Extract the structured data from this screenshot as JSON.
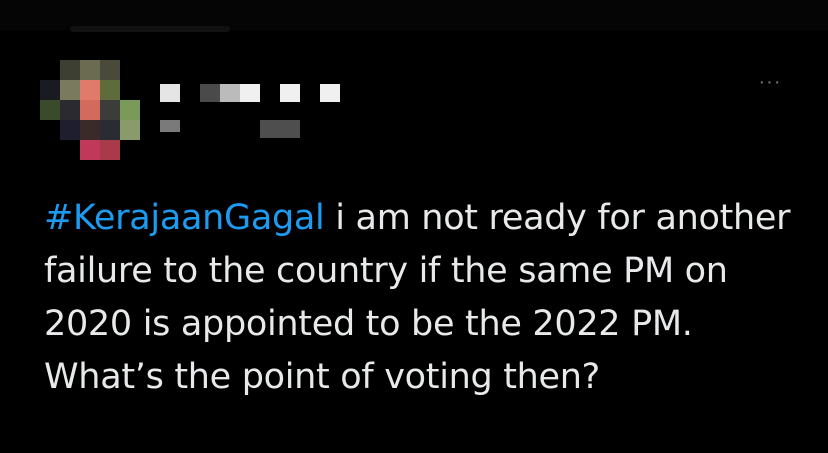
{
  "tweet": {
    "hashtag": "#KerajaanGagal",
    "text": " i am not ready for another failure to the country if the same PM on 2020 is appointed to be the 2022 PM. What’s the point of voting then?"
  },
  "actions": {
    "more_label": "···",
    "more_icon": "ellipsis-icon"
  },
  "colors": {
    "background": "#000000",
    "text": "#e7e9ea",
    "hashtag": "#1d9bf0",
    "muted": "#71767b"
  }
}
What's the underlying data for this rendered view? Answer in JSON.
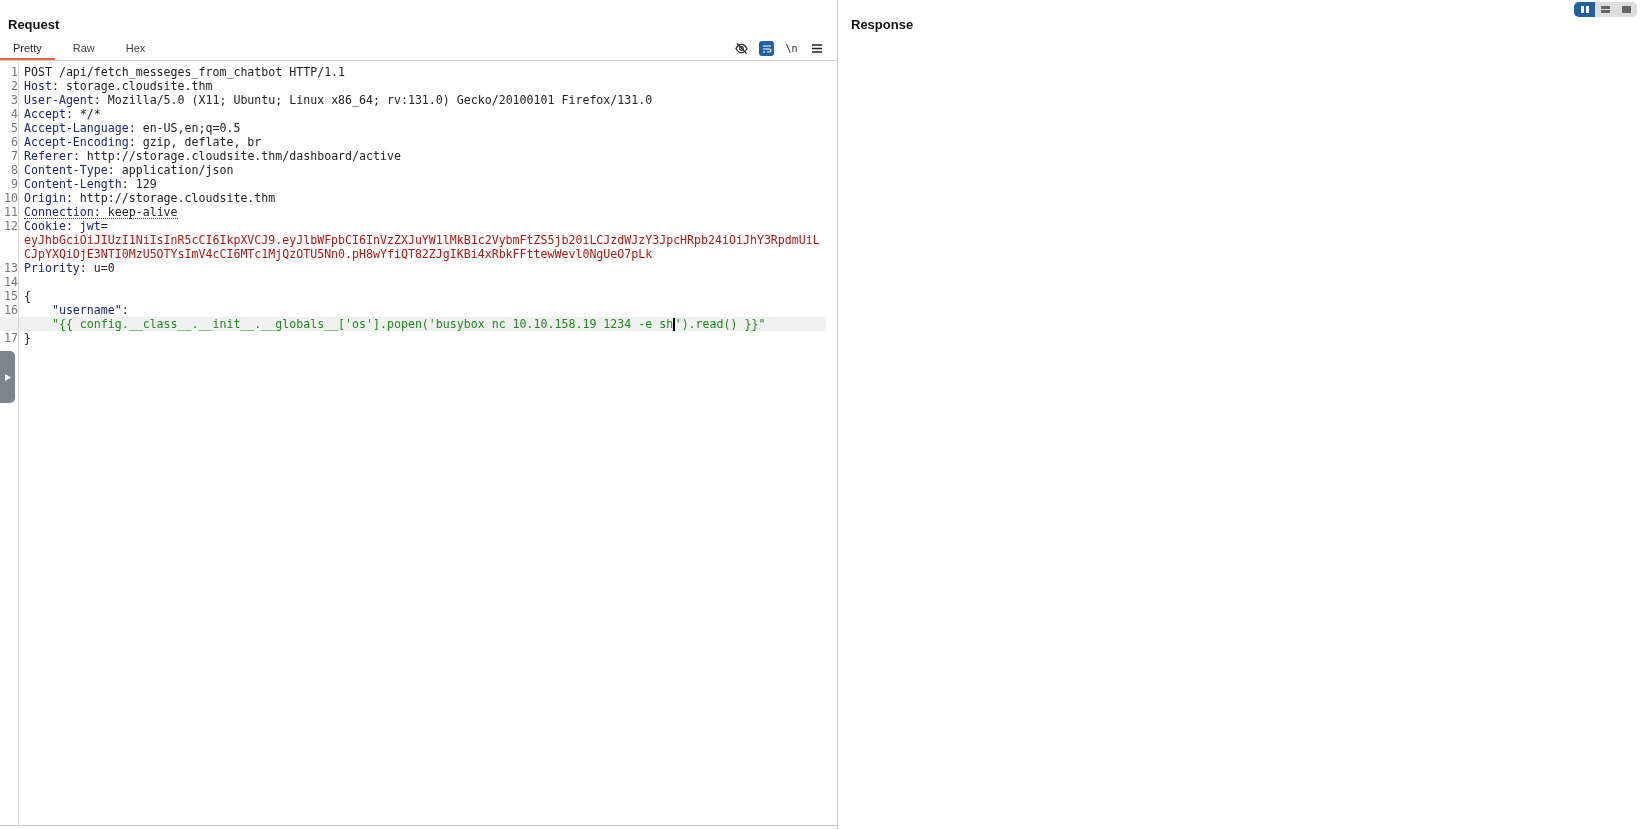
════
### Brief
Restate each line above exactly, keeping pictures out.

### Result of this exercise
Extract the structured data from this screenshot as JSON.
{
  "tweet": {
    "hashtag": "#KerajaanGagal",
    "text": " i am not ready for another failure to the country if the same PM on 2020 is appointed to be the 2022 PM. What’s the point of voting then?"
  },
  "actions": {
    "more_label": "···",
    "more_icon": "ellipsis-icon"
  },
  "colors": {
    "background": "#000000",
    "text": "#e7e9ea",
    "hashtag": "#1d9bf0",
    "muted": "#71767b"
  }
}
What's the underlying data for this rendered view? Answer in JSON.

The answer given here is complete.